• **Extracted records**
################

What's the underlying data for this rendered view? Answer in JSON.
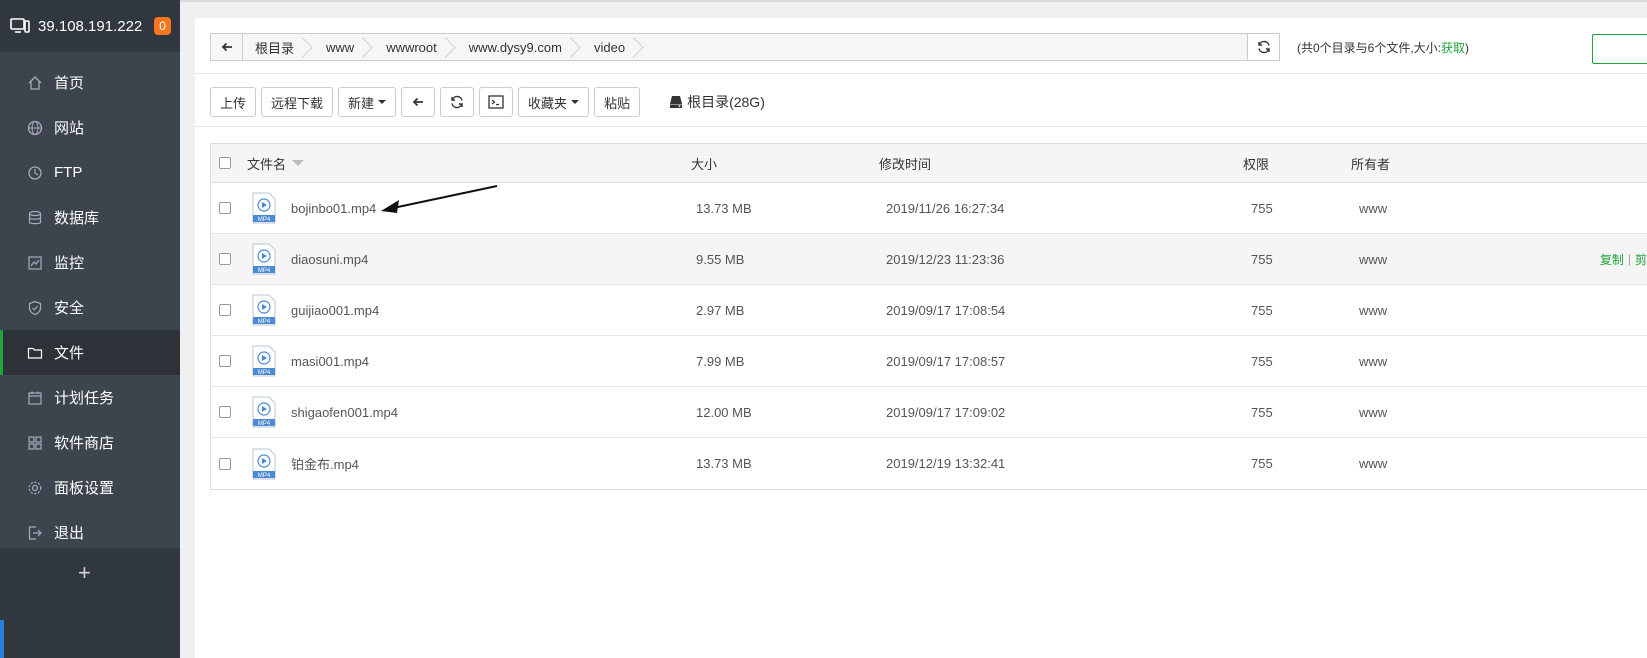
{
  "server": {
    "ip": "39.108.191.222",
    "badge": "0"
  },
  "sidebar": {
    "items": [
      {
        "label": "首页",
        "icon": "home-icon"
      },
      {
        "label": "网站",
        "icon": "globe-icon"
      },
      {
        "label": "FTP",
        "icon": "ftp-icon"
      },
      {
        "label": "数据库",
        "icon": "database-icon"
      },
      {
        "label": "监控",
        "icon": "monitor-icon"
      },
      {
        "label": "安全",
        "icon": "shield-icon"
      },
      {
        "label": "文件",
        "icon": "folder-icon",
        "active": true
      },
      {
        "label": "计划任务",
        "icon": "calendar-icon"
      },
      {
        "label": "软件商店",
        "icon": "grid-icon"
      },
      {
        "label": "面板设置",
        "icon": "gear-icon"
      },
      {
        "label": "退出",
        "icon": "logout-icon"
      }
    ],
    "add_label": "+"
  },
  "path": {
    "crumbs": [
      "根目录",
      "www",
      "wwwroot",
      "www.dysy9.com",
      "video"
    ],
    "summary": "(共0个目录与6个文件,大小:",
    "fetch": "获取",
    "summary_end": ")"
  },
  "toolbar": {
    "upload": "上传",
    "remote_download": "远程下载",
    "new": "新建",
    "favorites": "收藏夹",
    "paste": "粘贴",
    "disk": "根目录(28G)"
  },
  "table": {
    "headers": {
      "name": "文件名",
      "size": "大小",
      "mtime": "修改时间",
      "perm": "权限",
      "owner": "所有者"
    },
    "rows": [
      {
        "name": "bojinbo01.mp4",
        "size": "13.73 MB",
        "mtime": "2019/11/26 16:27:34",
        "perm": "755",
        "owner": "www"
      },
      {
        "name": "diaosuni.mp4",
        "size": "9.55 MB",
        "mtime": "2019/12/23 11:23:36",
        "perm": "755",
        "owner": "www"
      },
      {
        "name": "guijiao001.mp4",
        "size": "2.97 MB",
        "mtime": "2019/09/17 17:08:54",
        "perm": "755",
        "owner": "www"
      },
      {
        "name": "masi001.mp4",
        "size": "7.99 MB",
        "mtime": "2019/09/17 17:08:57",
        "perm": "755",
        "owner": "www"
      },
      {
        "name": "shigaofen001.mp4",
        "size": "12.00 MB",
        "mtime": "2019/09/17 17:09:02",
        "perm": "755",
        "owner": "www"
      },
      {
        "name": "铂金布.mp4",
        "size": "13.73 MB",
        "mtime": "2019/12/19 13:32:41",
        "perm": "755",
        "owner": "www"
      }
    ],
    "row_ops": {
      "copy": "复制",
      "sep": "|",
      "cut": "剪"
    },
    "file_badge": "MP4"
  },
  "colors": {
    "accent": "#20a53a",
    "sidebar": "#3c444d",
    "badge": "#f7761f"
  }
}
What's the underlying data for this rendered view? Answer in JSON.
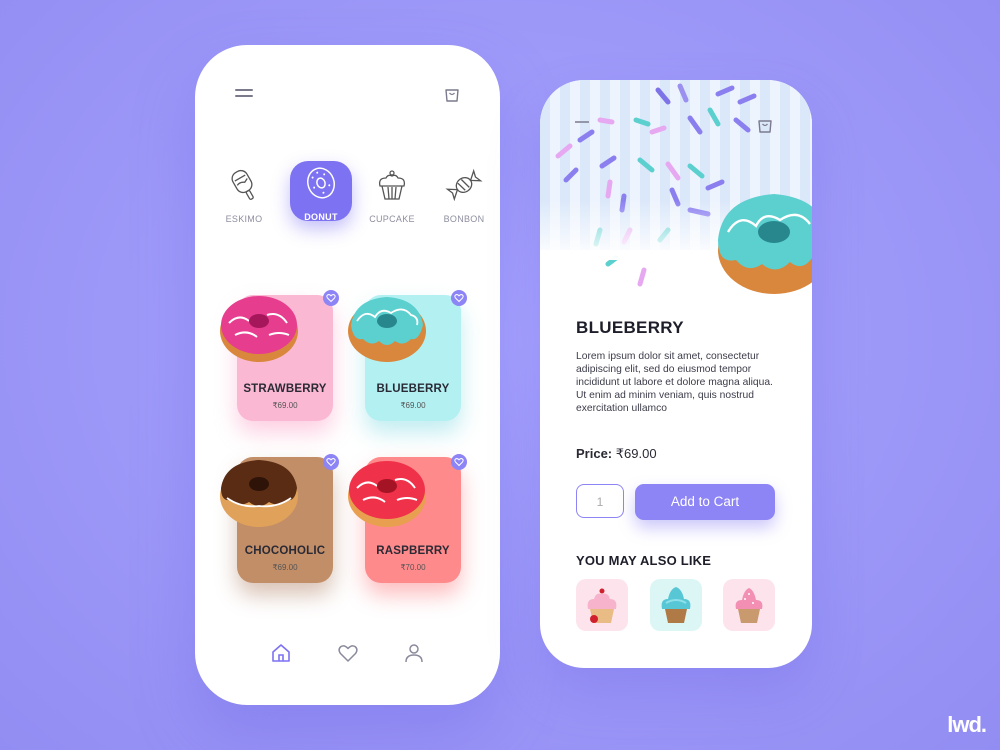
{
  "colors": {
    "accent": "#7d72f2",
    "background": "#a09cf8",
    "strawberry_card": "#fbb8d3",
    "blueberry_card": "#b3f0f2",
    "chocoholic_card": "#c28e68",
    "raspberry_card": "#ff8a8c"
  },
  "left_screen": {
    "categories": [
      {
        "label": "ESKIMO",
        "icon": "ice-cream-bar-icon",
        "active": false
      },
      {
        "label": "DONUT",
        "icon": "donut-icon",
        "active": true
      },
      {
        "label": "CUPCAKE",
        "icon": "cupcake-icon",
        "active": false
      },
      {
        "label": "BONBON",
        "icon": "candy-icon",
        "active": false
      }
    ],
    "products": [
      {
        "name": "STRAWBERRY",
        "price": "₹69.00"
      },
      {
        "name": "BLUEBERRY",
        "price": "₹69.00"
      },
      {
        "name": "CHOCOHOLIC",
        "price": "₹69.00"
      },
      {
        "name": "RASPBERRY",
        "price": "₹70.00"
      }
    ],
    "nav": [
      {
        "icon": "home-icon",
        "active": true
      },
      {
        "icon": "heart-icon",
        "active": false
      },
      {
        "icon": "user-icon",
        "active": false
      }
    ]
  },
  "right_screen": {
    "title": "BLUEBERRY",
    "description": "Lorem ipsum dolor sit amet, consectetur adipiscing elit, sed do eiusmod tempor incididunt ut labore et dolore magna aliqua. Ut enim ad minim veniam, quis nostrud exercitation ullamco",
    "price_label": "Price:",
    "price_value": "₹69.00",
    "quantity": "1",
    "add_to_cart_label": "Add to Cart",
    "also_like_title": "YOU MAY ALSO LIKE"
  },
  "brand": "lwd."
}
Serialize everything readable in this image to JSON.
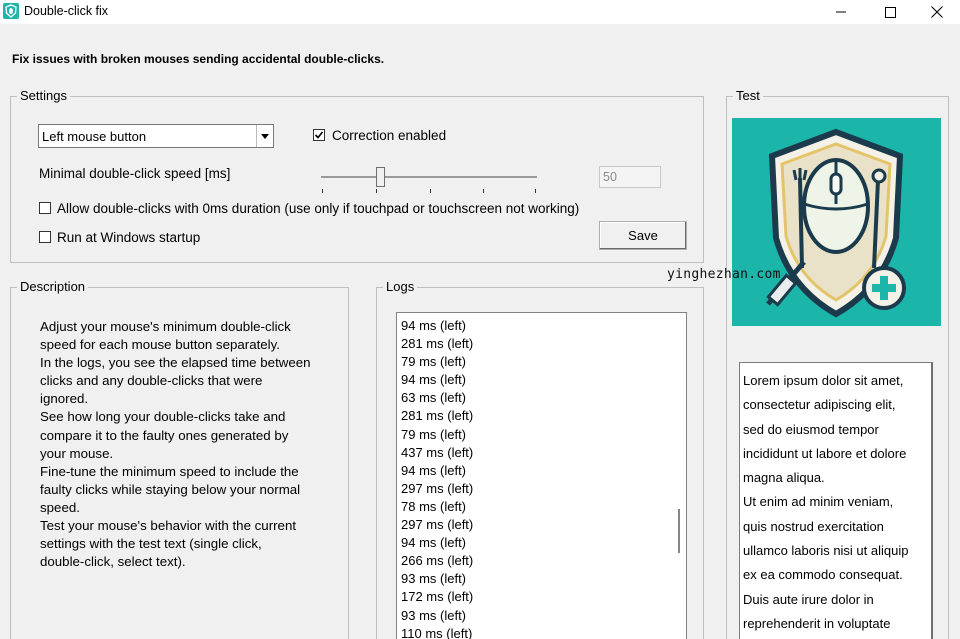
{
  "window": {
    "title": "Double-click fix"
  },
  "headline": "Fix issues with broken mouses sending accidental double-clicks.",
  "settings": {
    "group_label": "Settings",
    "button_select": {
      "value": "Left mouse button"
    },
    "correction": {
      "label": "Correction enabled",
      "checked": true
    },
    "min_speed_label": "Minimal double-click speed [ms]",
    "min_speed_value": "50",
    "slider_value": 50,
    "allow_zero": {
      "label": "Allow double-clicks with 0ms duration (use only if touchpad or touchscreen not working)",
      "checked": false
    },
    "startup": {
      "label": "Run at Windows startup",
      "checked": false
    },
    "save_label": "Save"
  },
  "description": {
    "group_label": "Description",
    "lines": [
      "Adjust your mouse's minimum double-click",
      "speed for each mouse button separately.",
      "In the logs, you see the elapsed time between",
      "clicks and any double-clicks that were",
      "ignored.",
      "See how long your double-clicks take and",
      "compare it to the faulty ones generated by",
      "your mouse.",
      "Fine-tune the minimum speed to include the",
      "faulty clicks while staying below your normal",
      "speed.",
      "Test your mouse's behavior with the current",
      "settings with the test text (single click,",
      "double-click, select text)."
    ]
  },
  "logs": {
    "group_label": "Logs",
    "entries": [
      "94 ms (left)",
      "281 ms (left)",
      "79 ms (left)",
      "94 ms (left)",
      "63 ms (left)",
      "281 ms (left)",
      "79 ms (left)",
      "437 ms (left)",
      "94 ms (left)",
      "297 ms (left)",
      "78 ms (left)",
      "297 ms (left)",
      "94 ms (left)",
      "266 ms (left)",
      "93 ms (left)",
      "172 ms (left)",
      "93 ms (left)",
      "110 ms (left)"
    ]
  },
  "test": {
    "group_label": "Test",
    "lorem_lines": [
      "Lorem ipsum dolor sit amet,",
      "consectetur adipiscing elit,",
      "sed do eiusmod tempor",
      "incididunt ut labore et dolore",
      "magna aliqua.",
      "Ut enim ad minim veniam,",
      "quis nostrud exercitation",
      "ullamco laboris nisi ut aliquip",
      "ex ea commodo consequat.",
      "Duis aute irure dolor in",
      "reprehenderit in voluptate"
    ]
  },
  "watermark": "yinghezhan.com",
  "colors": {
    "teal_bg": "#1bb5aa",
    "window_bg": "#f0f0f0"
  },
  "icons": [
    "app-icon",
    "minimize-icon",
    "maximize-icon",
    "close-icon",
    "chevron-down-icon",
    "checkmark-icon",
    "mouse-shield-illustration"
  ]
}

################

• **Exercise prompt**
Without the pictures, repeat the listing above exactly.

• **Response to the exercise**
What's the underlying data for this rendered view? Answer in JSON.
{
  "server": {
    "ip": "39.108.191.222",
    "badge": "0"
  },
  "sidebar": {
    "items": [
      {
        "label": "首页",
        "icon": "home-icon"
      },
      {
        "label": "网站",
        "icon": "globe-icon"
      },
      {
        "label": "FTP",
        "icon": "ftp-icon"
      },
      {
        "label": "数据库",
        "icon": "database-icon"
      },
      {
        "label": "监控",
        "icon": "monitor-icon"
      },
      {
        "label": "安全",
        "icon": "shield-icon"
      },
      {
        "label": "文件",
        "icon": "folder-icon",
        "active": true
      },
      {
        "label": "计划任务",
        "icon": "calendar-icon"
      },
      {
        "label": "软件商店",
        "icon": "grid-icon"
      },
      {
        "label": "面板设置",
        "icon": "gear-icon"
      },
      {
        "label": "退出",
        "icon": "logout-icon"
      }
    ],
    "add_label": "+"
  },
  "path": {
    "crumbs": [
      "根目录",
      "www",
      "wwwroot",
      "www.dysy9.com",
      "video"
    ],
    "summary": "(共0个目录与6个文件,大小:",
    "fetch": "获取",
    "summary_end": ")"
  },
  "toolbar": {
    "upload": "上传",
    "remote_download": "远程下载",
    "new": "新建",
    "favorites": "收藏夹",
    "paste": "粘贴",
    "disk": "根目录(28G)"
  },
  "table": {
    "headers": {
      "name": "文件名",
      "size": "大小",
      "mtime": "修改时间",
      "perm": "权限",
      "owner": "所有者"
    },
    "rows": [
      {
        "name": "bojinbo01.mp4",
        "size": "13.73 MB",
        "mtime": "2019/11/26 16:27:34",
        "perm": "755",
        "owner": "www"
      },
      {
        "name": "diaosuni.mp4",
        "size": "9.55 MB",
        "mtime": "2019/12/23 11:23:36",
        "perm": "755",
        "owner": "www"
      },
      {
        "name": "guijiao001.mp4",
        "size": "2.97 MB",
        "mtime": "2019/09/17 17:08:54",
        "perm": "755",
        "owner": "www"
      },
      {
        "name": "masi001.mp4",
        "size": "7.99 MB",
        "mtime": "2019/09/17 17:08:57",
        "perm": "755",
        "owner": "www"
      },
      {
        "name": "shigaofen001.mp4",
        "size": "12.00 MB",
        "mtime": "2019/09/17 17:09:02",
        "perm": "755",
        "owner": "www"
      },
      {
        "name": "铂金布.mp4",
        "size": "13.73 MB",
        "mtime": "2019/12/19 13:32:41",
        "perm": "755",
        "owner": "www"
      }
    ],
    "row_ops": {
      "copy": "复制",
      "sep": "|",
      "cut": "剪"
    },
    "file_badge": "MP4"
  },
  "colors": {
    "accent": "#20a53a",
    "sidebar": "#3c444d",
    "badge": "#f7761f"
  }
}
What's the underlying data for this rendered view? Answer in JSON.
{
  "colors": {
    "accent": "#7d72f2",
    "background": "#a09cf8",
    "strawberry_card": "#fbb8d3",
    "blueberry_card": "#b3f0f2",
    "chocoholic_card": "#c28e68",
    "raspberry_card": "#ff8a8c"
  },
  "left_screen": {
    "categories": [
      {
        "label": "ESKIMO",
        "icon": "ice-cream-bar-icon",
        "active": false
      },
      {
        "label": "DONUT",
        "icon": "donut-icon",
        "active": true
      },
      {
        "label": "CUPCAKE",
        "icon": "cupcake-icon",
        "active": false
      },
      {
        "label": "BONBON",
        "icon": "candy-icon",
        "active": false
      }
    ],
    "products": [
      {
        "name": "STRAWBERRY",
        "price": "₹69.00"
      },
      {
        "name": "BLUEBERRY",
        "price": "₹69.00"
      },
      {
        "name": "CHOCOHOLIC",
        "price": "₹69.00"
      },
      {
        "name": "RASPBERRY",
        "price": "₹70.00"
      }
    ],
    "nav": [
      {
        "icon": "home-icon",
        "active": true
      },
      {
        "icon": "heart-icon",
        "active": false
      },
      {
        "icon": "user-icon",
        "active": false
      }
    ]
  },
  "right_screen": {
    "title": "BLUEBERRY",
    "description": "Lorem ipsum dolor sit amet, consectetur adipiscing elit, sed do eiusmod tempor incididunt ut labore et dolore magna aliqua. Ut enim ad minim veniam, quis nostrud exercitation ullamco",
    "price_label": "Price:",
    "price_value": "₹69.00",
    "quantity": "1",
    "add_to_cart_label": "Add to Cart",
    "also_like_title": "YOU MAY ALSO LIKE"
  },
  "brand": "lwd."
}
Serialize everything readable in this image to JSON.
{
  "window": {
    "title": "Double-click fix"
  },
  "headline": "Fix issues with broken mouses sending accidental double-clicks.",
  "settings": {
    "group_label": "Settings",
    "button_select": {
      "value": "Left mouse button"
    },
    "correction": {
      "label": "Correction enabled",
      "checked": true
    },
    "min_speed_label": "Minimal double-click speed [ms]",
    "min_speed_value": "50",
    "slider_value": 50,
    "allow_zero": {
      "label": "Allow double-clicks with 0ms duration (use only if touchpad or touchscreen not working)",
      "checked": false
    },
    "startup": {
      "label": "Run at Windows startup",
      "checked": false
    },
    "save_label": "Save"
  },
  "description": {
    "group_label": "Description",
    "lines": [
      "Adjust your mouse's minimum double-click",
      "speed for each mouse button separately.",
      "In the logs, you see the elapsed time between",
      "clicks and any double-clicks that were",
      "ignored.",
      "See how long your double-clicks take and",
      "compare it to the faulty ones generated by",
      "your mouse.",
      "Fine-tune the minimum speed to include the",
      "faulty clicks while staying below your normal",
      "speed.",
      "Test your mouse's behavior with the current",
      "settings with the test text (single click,",
      "double-click, select text)."
    ]
  },
  "logs": {
    "group_label": "Logs",
    "entries": [
      "94 ms (left)",
      "281 ms (left)",
      "79 ms (left)",
      "94 ms (left)",
      "63 ms (left)",
      "281 ms (left)",
      "79 ms (left)",
      "437 ms (left)",
      "94 ms (left)",
      "297 ms (left)",
      "78 ms (left)",
      "297 ms (left)",
      "94 ms (left)",
      "266 ms (left)",
      "93 ms (left)",
      "172 ms (left)",
      "93 ms (left)",
      "110 ms (left)"
    ]
  },
  "test": {
    "group_label": "Test",
    "lorem_lines": [
      "Lorem ipsum dolor sit amet,",
      "consectetur adipiscing elit,",
      "sed do eiusmod tempor",
      "incididunt ut labore et dolore",
      "magna aliqua.",
      "Ut enim ad minim veniam,",
      "quis nostrud exercitation",
      "ullamco laboris nisi ut aliquip",
      "ex ea commodo consequat.",
      "Duis aute irure dolor in",
      "reprehenderit in voluptate"
    ]
  },
  "watermark": "yinghezhan.com",
  "colors": {
    "teal_bg": "#1bb5aa",
    "window_bg": "#f0f0f0"
  },
  "icons": [
    "app-icon",
    "minimize-icon",
    "maximize-icon",
    "close-icon",
    "chevron-down-icon",
    "checkmark-icon",
    "mouse-shield-illustration"
  ]
}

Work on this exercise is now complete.